Khan said the nursing shortage in the country is a serious problem and the nurses cannot be stopped from leaving.
“What we have to do is to increase their salaries, hopefully and make them more comfortable,” Khan said in response to a question on the nurse shortage at the opening of the 19th Meeting of Regional General Nursing Councils at the Kapok Hotel, St Clair. At present the country has a shortage of some 3,000 nurses.
On the other hand, president of the Nursing Council of Trinidad and Tobago, Oneilia Alexis said local nursing bodies found out some years ago during an impasse with the Government that the problem was “not really salary, but a lack of education and upward mobility.”
Alexis said, too, that Caricom also needs to rethink the issue of “managed migration” of nurses.
In using education to stem migration, Alexis said, “in TT, we have been improving our education over time. We have worked quite a while to get our nurses to the Bachelor’s of Science Degree, and to train them in other areas. (TT) has been in the forefront of this effort. ”
Caricom Ministers of Health, she said, have agreed that “the Bachelor’s of Science Degree will now be our basic entry level to the profession.”
The Bachelors and Masters programmes in nursing at the University of the West Indies, she said are now seeing an increase in applications and entries.

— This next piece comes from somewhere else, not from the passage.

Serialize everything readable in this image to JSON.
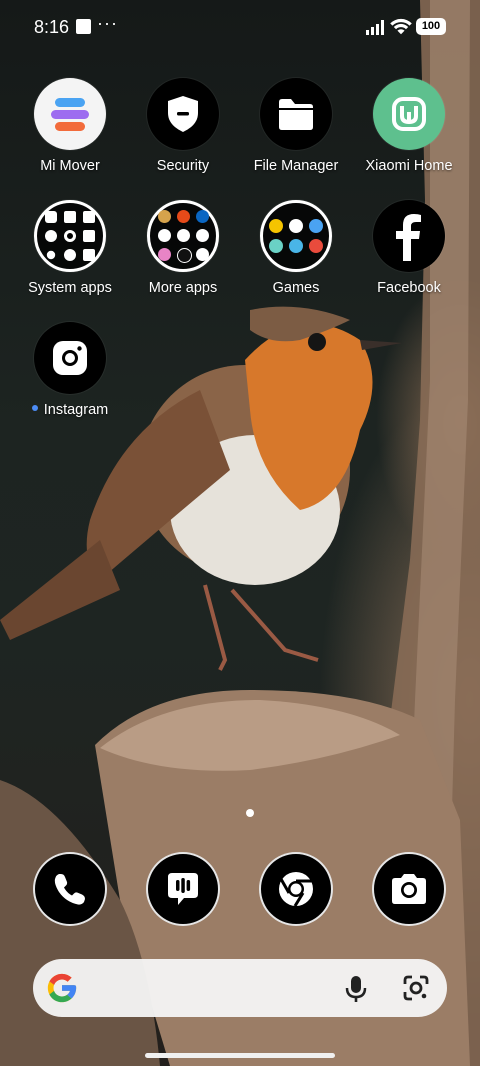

She welcomed the Government’s move to take legislation to Parliament to enact legislation for the Nurses Practitioners Programme. This programme will allow trained speciality nurses to administer primary health care in the absence of a medical doctor.
“That is very important for us. We have been working on that for a number of years. We are looking forward to that. It is another means of upward mobility. It will give us a broader scope of practice.”
Khan agreed different criteria and methods of training should also help to stem the exodus of locally trained nurses to North America and Europe.
He said trained speciality nurses holding Bachelor of Science degrees and Registered Nursing certification would be eligible for better salaries.
On methods of training, Khan said he is thinking of “introducing the patient care assistant system” in which the assistants going into the system and work their way up to become nurses.
On the issue of managed migration, Alexis noted that the Caricom Heads of Government had looked at it but nothing came out of it.
“Because we are losing nurses all over the Caribbean, it is something that we need to look at again,” she said.